#### What you are asked to do:
Omitting every picture, output the records below exactly, please.

#### Entries supplied:
# # #
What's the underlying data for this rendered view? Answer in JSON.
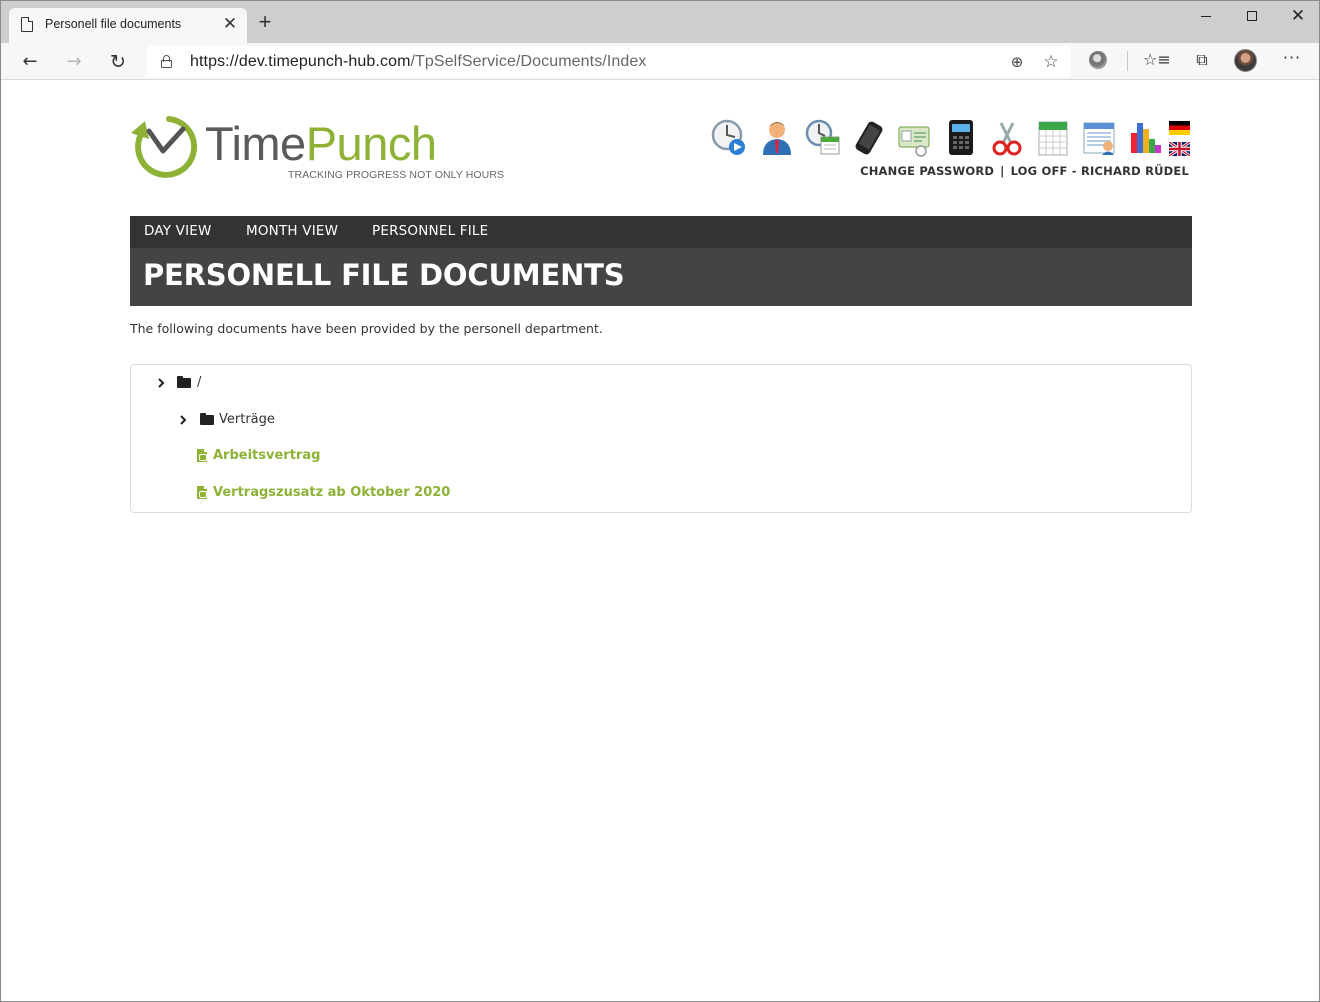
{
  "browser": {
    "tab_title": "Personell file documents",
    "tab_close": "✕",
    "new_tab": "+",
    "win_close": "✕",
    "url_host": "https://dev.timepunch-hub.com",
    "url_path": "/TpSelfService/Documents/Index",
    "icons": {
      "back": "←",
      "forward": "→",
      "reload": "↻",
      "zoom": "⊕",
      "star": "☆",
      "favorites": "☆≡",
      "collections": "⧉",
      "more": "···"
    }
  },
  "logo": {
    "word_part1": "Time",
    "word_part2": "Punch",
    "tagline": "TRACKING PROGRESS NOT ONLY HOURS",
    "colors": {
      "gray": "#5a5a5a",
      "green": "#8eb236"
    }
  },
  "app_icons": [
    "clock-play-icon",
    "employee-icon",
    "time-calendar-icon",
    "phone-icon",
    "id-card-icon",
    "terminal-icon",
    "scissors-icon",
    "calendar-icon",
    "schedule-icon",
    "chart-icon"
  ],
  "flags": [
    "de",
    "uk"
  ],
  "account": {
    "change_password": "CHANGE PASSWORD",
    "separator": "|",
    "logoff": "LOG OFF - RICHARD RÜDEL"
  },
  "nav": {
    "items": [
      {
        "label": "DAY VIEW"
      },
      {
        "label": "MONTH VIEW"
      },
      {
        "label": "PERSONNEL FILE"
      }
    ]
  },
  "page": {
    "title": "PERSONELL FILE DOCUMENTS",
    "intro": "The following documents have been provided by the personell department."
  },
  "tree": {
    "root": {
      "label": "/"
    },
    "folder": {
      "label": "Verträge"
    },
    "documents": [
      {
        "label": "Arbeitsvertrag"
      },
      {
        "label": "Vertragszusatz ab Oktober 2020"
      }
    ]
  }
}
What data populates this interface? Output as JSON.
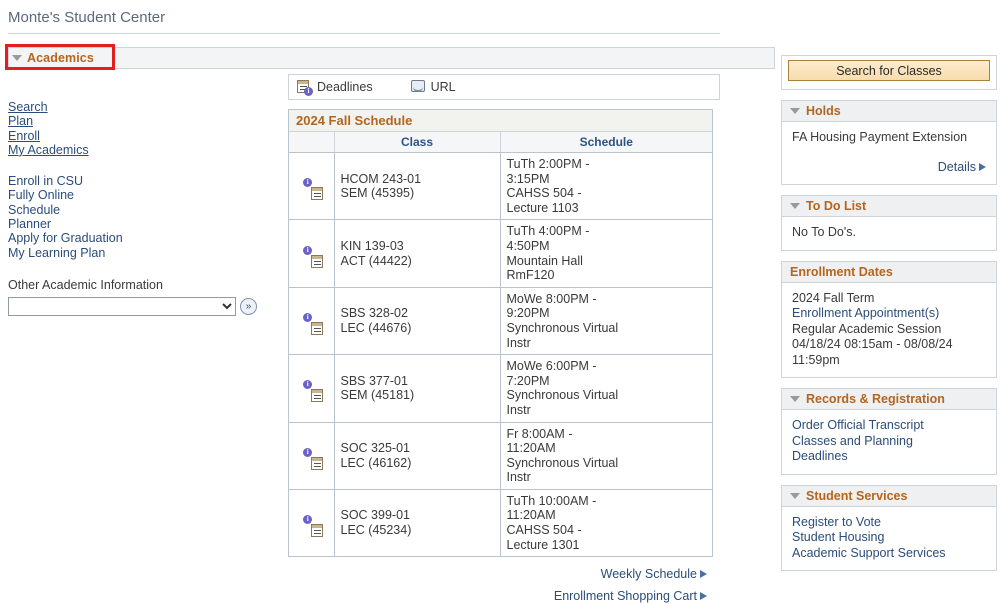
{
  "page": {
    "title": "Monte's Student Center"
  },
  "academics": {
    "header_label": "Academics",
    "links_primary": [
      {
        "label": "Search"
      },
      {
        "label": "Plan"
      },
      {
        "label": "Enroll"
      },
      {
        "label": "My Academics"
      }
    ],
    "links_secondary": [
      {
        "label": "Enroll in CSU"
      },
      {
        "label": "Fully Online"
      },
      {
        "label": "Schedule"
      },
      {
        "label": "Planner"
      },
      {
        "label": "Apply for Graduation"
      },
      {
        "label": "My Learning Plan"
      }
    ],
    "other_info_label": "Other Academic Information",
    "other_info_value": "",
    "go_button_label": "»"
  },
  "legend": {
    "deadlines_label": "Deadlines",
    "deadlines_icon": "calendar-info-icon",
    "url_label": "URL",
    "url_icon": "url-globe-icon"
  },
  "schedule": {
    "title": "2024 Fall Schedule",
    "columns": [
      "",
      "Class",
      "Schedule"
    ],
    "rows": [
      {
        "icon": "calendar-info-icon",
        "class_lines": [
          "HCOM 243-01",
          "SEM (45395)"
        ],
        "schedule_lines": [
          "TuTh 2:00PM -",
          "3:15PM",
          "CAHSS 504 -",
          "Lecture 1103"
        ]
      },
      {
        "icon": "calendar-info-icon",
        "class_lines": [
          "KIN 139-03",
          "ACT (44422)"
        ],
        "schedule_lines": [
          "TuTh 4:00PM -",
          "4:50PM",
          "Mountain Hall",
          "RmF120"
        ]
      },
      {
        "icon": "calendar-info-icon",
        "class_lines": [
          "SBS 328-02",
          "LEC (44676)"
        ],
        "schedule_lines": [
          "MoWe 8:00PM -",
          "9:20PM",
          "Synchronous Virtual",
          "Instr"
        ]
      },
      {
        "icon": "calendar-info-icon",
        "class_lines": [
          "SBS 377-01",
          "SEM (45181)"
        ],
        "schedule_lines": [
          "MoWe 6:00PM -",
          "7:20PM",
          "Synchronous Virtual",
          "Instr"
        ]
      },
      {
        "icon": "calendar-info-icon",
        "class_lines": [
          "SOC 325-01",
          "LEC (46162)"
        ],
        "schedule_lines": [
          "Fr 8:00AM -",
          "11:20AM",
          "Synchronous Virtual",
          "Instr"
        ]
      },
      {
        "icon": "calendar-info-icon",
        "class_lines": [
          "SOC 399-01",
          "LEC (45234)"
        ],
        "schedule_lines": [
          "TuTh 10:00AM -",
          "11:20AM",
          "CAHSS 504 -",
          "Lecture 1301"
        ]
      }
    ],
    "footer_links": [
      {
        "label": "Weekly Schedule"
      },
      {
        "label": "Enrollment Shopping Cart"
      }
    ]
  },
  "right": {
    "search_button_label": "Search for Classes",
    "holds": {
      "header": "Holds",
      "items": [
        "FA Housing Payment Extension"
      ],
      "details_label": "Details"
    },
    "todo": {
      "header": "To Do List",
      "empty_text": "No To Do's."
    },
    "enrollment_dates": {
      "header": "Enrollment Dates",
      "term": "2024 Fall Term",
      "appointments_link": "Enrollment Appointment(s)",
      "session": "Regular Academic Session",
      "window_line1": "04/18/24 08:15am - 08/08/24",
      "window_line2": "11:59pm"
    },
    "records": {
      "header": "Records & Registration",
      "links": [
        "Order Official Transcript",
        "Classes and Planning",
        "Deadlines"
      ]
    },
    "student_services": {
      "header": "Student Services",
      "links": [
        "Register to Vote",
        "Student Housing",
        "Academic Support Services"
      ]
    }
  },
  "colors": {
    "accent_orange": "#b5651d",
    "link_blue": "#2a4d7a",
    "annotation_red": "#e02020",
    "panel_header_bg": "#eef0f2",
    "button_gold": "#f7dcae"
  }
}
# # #
#### Response to the task:
What's the underlying data for this rendered view? Answer in JSON.
{
  "browser": {
    "tab_title": "Personell file documents",
    "tab_close": "✕",
    "new_tab": "+",
    "win_close": "✕",
    "url_host": "https://dev.timepunch-hub.com",
    "url_path": "/TpSelfService/Documents/Index",
    "icons": {
      "back": "←",
      "forward": "→",
      "reload": "↻",
      "zoom": "⊕",
      "star": "☆",
      "favorites": "☆≡",
      "collections": "⧉",
      "more": "···"
    }
  },
  "logo": {
    "word_part1": "Time",
    "word_part2": "Punch",
    "tagline": "TRACKING PROGRESS NOT ONLY HOURS",
    "colors": {
      "gray": "#5a5a5a",
      "green": "#8eb236"
    }
  },
  "app_icons": [
    "clock-play-icon",
    "employee-icon",
    "time-calendar-icon",
    "phone-icon",
    "id-card-icon",
    "terminal-icon",
    "scissors-icon",
    "calendar-icon",
    "schedule-icon",
    "chart-icon"
  ],
  "flags": [
    "de",
    "uk"
  ],
  "account": {
    "change_password": "CHANGE PASSWORD",
    "separator": "|",
    "logoff": "LOG OFF - RICHARD RÜDEL"
  },
  "nav": {
    "items": [
      {
        "label": "DAY VIEW"
      },
      {
        "label": "MONTH VIEW"
      },
      {
        "label": "PERSONNEL FILE"
      }
    ]
  },
  "page": {
    "title": "PERSONELL FILE DOCUMENTS",
    "intro": "The following documents have been provided by the personell department."
  },
  "tree": {
    "root": {
      "label": "/"
    },
    "folder": {
      "label": "Verträge"
    },
    "documents": [
      {
        "label": "Arbeitsvertrag"
      },
      {
        "label": "Vertragszusatz ab Oktober 2020"
      }
    ]
  }
}
What data populates this interface? Output as JSON.
{
  "page": {
    "title": "Monte's Student Center"
  },
  "academics": {
    "header_label": "Academics",
    "links_primary": [
      {
        "label": "Search"
      },
      {
        "label": "Plan"
      },
      {
        "label": "Enroll"
      },
      {
        "label": "My Academics"
      }
    ],
    "links_secondary": [
      {
        "label": "Enroll in CSU"
      },
      {
        "label": "Fully Online"
      },
      {
        "label": "Schedule"
      },
      {
        "label": "Planner"
      },
      {
        "label": "Apply for Graduation"
      },
      {
        "label": "My Learning Plan"
      }
    ],
    "other_info_label": "Other Academic Information",
    "other_info_value": "",
    "go_button_label": "»"
  },
  "legend": {
    "deadlines_label": "Deadlines",
    "deadlines_icon": "calendar-info-icon",
    "url_label": "URL",
    "url_icon": "url-globe-icon"
  },
  "schedule": {
    "title": "2024 Fall Schedule",
    "columns": [
      "",
      "Class",
      "Schedule"
    ],
    "rows": [
      {
        "icon": "calendar-info-icon",
        "class_lines": [
          "HCOM 243-01",
          "SEM (45395)"
        ],
        "schedule_lines": [
          "TuTh 2:00PM -",
          "3:15PM",
          "CAHSS 504 -",
          "Lecture 1103"
        ]
      },
      {
        "icon": "calendar-info-icon",
        "class_lines": [
          "KIN 139-03",
          "ACT (44422)"
        ],
        "schedule_lines": [
          "TuTh 4:00PM -",
          "4:50PM",
          "Mountain Hall",
          "RmF120"
        ]
      },
      {
        "icon": "calendar-info-icon",
        "class_lines": [
          "SBS 328-02",
          "LEC (44676)"
        ],
        "schedule_lines": [
          "MoWe 8:00PM -",
          "9:20PM",
          "Synchronous Virtual",
          "Instr"
        ]
      },
      {
        "icon": "calendar-info-icon",
        "class_lines": [
          "SBS 377-01",
          "SEM (45181)"
        ],
        "schedule_lines": [
          "MoWe 6:00PM -",
          "7:20PM",
          "Synchronous Virtual",
          "Instr"
        ]
      },
      {
        "icon": "calendar-info-icon",
        "class_lines": [
          "SOC 325-01",
          "LEC (46162)"
        ],
        "schedule_lines": [
          "Fr 8:00AM -",
          "11:20AM",
          "Synchronous Virtual",
          "Instr"
        ]
      },
      {
        "icon": "calendar-info-icon",
        "class_lines": [
          "SOC 399-01",
          "LEC (45234)"
        ],
        "schedule_lines": [
          "TuTh 10:00AM -",
          "11:20AM",
          "CAHSS 504 -",
          "Lecture 1301"
        ]
      }
    ],
    "footer_links": [
      {
        "label": "Weekly Schedule"
      },
      {
        "label": "Enrollment Shopping Cart"
      }
    ]
  },
  "right": {
    "search_button_label": "Search for Classes",
    "holds": {
      "header": "Holds",
      "items": [
        "FA Housing Payment Extension"
      ],
      "details_label": "Details"
    },
    "todo": {
      "header": "To Do List",
      "empty_text": "No To Do's."
    },
    "enrollment_dates": {
      "header": "Enrollment Dates",
      "term": "2024 Fall Term",
      "appointments_link": "Enrollment Appointment(s)",
      "session": "Regular Academic Session",
      "window_line1": "04/18/24 08:15am - 08/08/24",
      "window_line2": "11:59pm"
    },
    "records": {
      "header": "Records & Registration",
      "links": [
        "Order Official Transcript",
        "Classes and Planning",
        "Deadlines"
      ]
    },
    "student_services": {
      "header": "Student Services",
      "links": [
        "Register to Vote",
        "Student Housing",
        "Academic Support Services"
      ]
    }
  },
  "colors": {
    "accent_orange": "#b5651d",
    "link_blue": "#2a4d7a",
    "annotation_red": "#e02020",
    "panel_header_bg": "#eef0f2",
    "button_gold": "#f7dcae"
  }
}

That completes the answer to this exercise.